Marker persistence

The platform standard markers (task, problem, and bookmark) are persistent. This means that their state will be saved across workbench shutdown and startup. However, markers of a persistent type may be selectively made transient by setting the reserved attribute transient to true.

New marker types declared by plug-ins are not persistent unless they are declared as such.

Extending the platform with new marker types

Plug-ins can declare their own marker types using the org.eclipse.core.resources.markers extension point. The standard marker types for problems, tasks and bookmarks are declared by the platform in the resources plug-in's markup.

   <extension
      id="problemmarker" 
      point="org.eclipse.core.resources.markers" 
      name="%problemName">
      <super type="org.eclipse.core.resources.marker"/>
      <persistent value="true"/>
      <attribute name="severity"/>
      <attribute name="message"/>
      <attribute name="location"/>
   </extension>
   <extension
      id="taskmarker" 
      point="org.eclipse.core.resources.markers" 
      name="%taskName">
      <super type="org.eclipse.core.resources.marker"/>
      <persistent value="true"/>
      <attribute name="priority"/>
      <attribute name="message"/>
      <attribute name="done"/>
      <attribute name="userEditable"/>      
   </extension>
   <extension
      id="bookmark" 
      point="org.eclipse.core.resources.markers" 
      name="%bookmarkName">
      <super type="org.eclipse.core.resources.marker"/>
      <persistent value="true"/>
      <attribute name="message"/>
      <attribute name="location"/>
   </extension>

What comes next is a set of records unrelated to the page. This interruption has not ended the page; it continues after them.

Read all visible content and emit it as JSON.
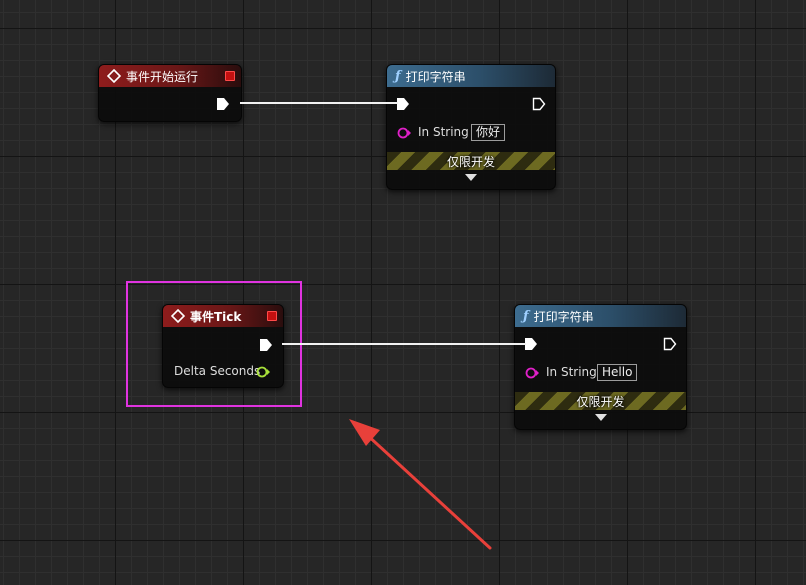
{
  "nodes": {
    "begin_play": {
      "title": "事件开始运行"
    },
    "print_string_1": {
      "title": "打印字符串",
      "in_string_label": "In String",
      "in_string_value": "你好",
      "dev_label": "仅限开发"
    },
    "event_tick": {
      "title": "事件Tick",
      "delta_label": "Delta Seconds"
    },
    "print_string_2": {
      "title": "打印字符串",
      "in_string_label": "In String",
      "in_string_value": "Hello",
      "dev_label": "仅限开发"
    }
  },
  "colors": {
    "highlight": "#e033e0",
    "annotation_arrow": "#e8403a",
    "event_header": "#8e1c1c",
    "function_header": "#3d6c8f",
    "string_pin": "#e020c8",
    "float_pin": "#a8e03a"
  },
  "icons": {
    "event": "event-diamond-icon",
    "function": "function-f-icon",
    "exec": "exec-pin-icon",
    "stop": "stop-square-icon"
  }
}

New marker types are derived from existing ones using multiple inheritance. New marker types inherit all of the attributes from their super types and add any new attributes defined as part of the declaration. They also transitively inherit attributes from the super types of their super types. The following markup defines a new kind of marker in a hypothetical com.example.markers plug-in.

   <extension
      id="mymarker"
      point="org.eclipse.core.resources.markers" />
   <extension
      id="myproblem"
      point="org.eclipse.core.resources.markers">
      <super type="org.eclipse.core.resources.problemmarker"/>
      <super type="com.example.markers.mymarker"/>
      <attribute name="myAttribute" />
      <persistent value="true" />
   </extension>

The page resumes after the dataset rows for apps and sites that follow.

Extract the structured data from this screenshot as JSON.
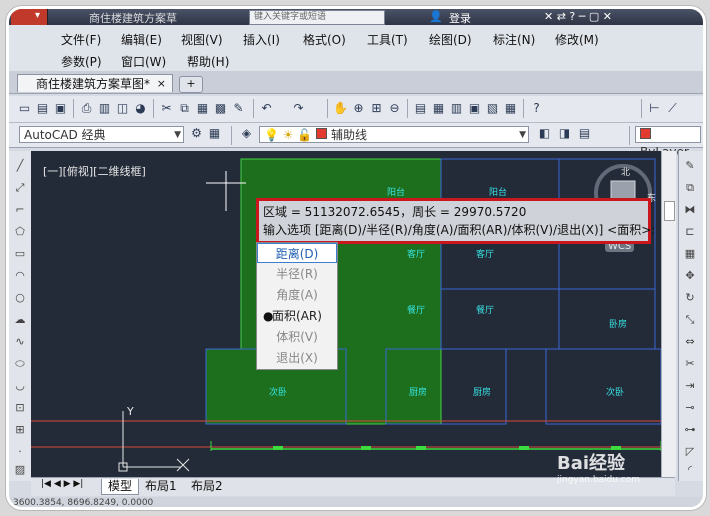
{
  "titlebar": {
    "title": "商住楼建筑方案草",
    "search_placeholder": "键入关键字或短语",
    "login": "登录"
  },
  "menu": {
    "row1": [
      "文件(F)",
      "编辑(E)",
      "视图(V)",
      "插入(I)",
      "格式(O)",
      "工具(T)",
      "绘图(D)",
      "标注(N)",
      "修改(M)"
    ],
    "row2": [
      "参数(P)",
      "窗口(W)",
      "帮助(H)"
    ]
  },
  "tabs": {
    "doc_tab": "商住楼建筑方案草图*",
    "close": "×",
    "new_tab": "+"
  },
  "toolbar2": {
    "workspace": "AutoCAD 经典",
    "layer": "辅助线",
    "color": "ByLayer"
  },
  "canvas": {
    "view_label": "[一][俯视][二维线框]",
    "rooms": [
      "阳台",
      "阳台",
      "客厅",
      "客厅",
      "餐厅",
      "餐厅",
      "卧房",
      "次卧",
      "厨房",
      "厨房",
      "次卧"
    ],
    "compass_labels": [
      "北",
      "东"
    ],
    "wcs": "WCS",
    "ucs_y": "Y"
  },
  "command": {
    "line1": "区域 = 51132072.6545，周长 = 29970.5720",
    "line2": "输入选项 [距离(D)/半径(R)/角度(A)/面积(AR)/体积(V)/退出(X)] <面积>:"
  },
  "options": [
    "距离(D)",
    "半径(R)",
    "角度(A)",
    "面积(AR)",
    "体积(V)",
    "退出(X)"
  ],
  "layout_tabs": [
    "模型",
    "布局1",
    "布局2"
  ],
  "status": {
    "coords": "3600.3854, 8696.8249, 0.0000"
  },
  "watermark": {
    "text": "Bai经验",
    "sub": "jingyan.baidu.com"
  }
}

Note that the type org.eclipse.core.resources.problemmarker is actually one of the pre-defined types (aka IMarker.PROBLEM). 

The only aspect of a marker super type that is not inherited is its persistence flag.  The default value for persistence is false, so any marker type that should be persistent must specify <persistent value="true"/>.

After declaring the new marker type in your plug-in manifest file, you can create instances of com.example.markers.myproblem marker type and freely set or get the myAttribute attribute.

Declaring new attributes allows you to associate data with markers that you plan to use elsewhere (in your views and editors). Markers of a particular type do not have to have values for all of the declared attributes. The attribute declarations are more for solving naming convention problems (so everyone uses "message" to talk about a marker's description) than for constraining content.

   public IMarker createMyMarker(IResource resource) {
      try {
         IMarker marker = resource.createMarker("com.example.markers.myproblem");
         marker.setAttribute("myAttribute", "MYVALUE");
         return marker;
      } catch (CoreException e) {
         // You need to handle the cases where attribute value is rejected
      }
   }

You can query your own marker types in the same way you query the platform marker types.  The method below finds all mymarkers associated with the given target resource and all of its descendents. Note that this will also find all myproblems since true is passed for the includeSubtypes argument.

   public IMarker[] findMyMarkers(IResource target) {
      String type = "com.example.markers.mymarker";
      IMarker[] markers = target.findMarkers(type, true, IResource.DEPTH_INFINITE);
   }

 
 
  Published under the terms of the Eclipse Public License Version 1.0 ("EPL") Design by Interspire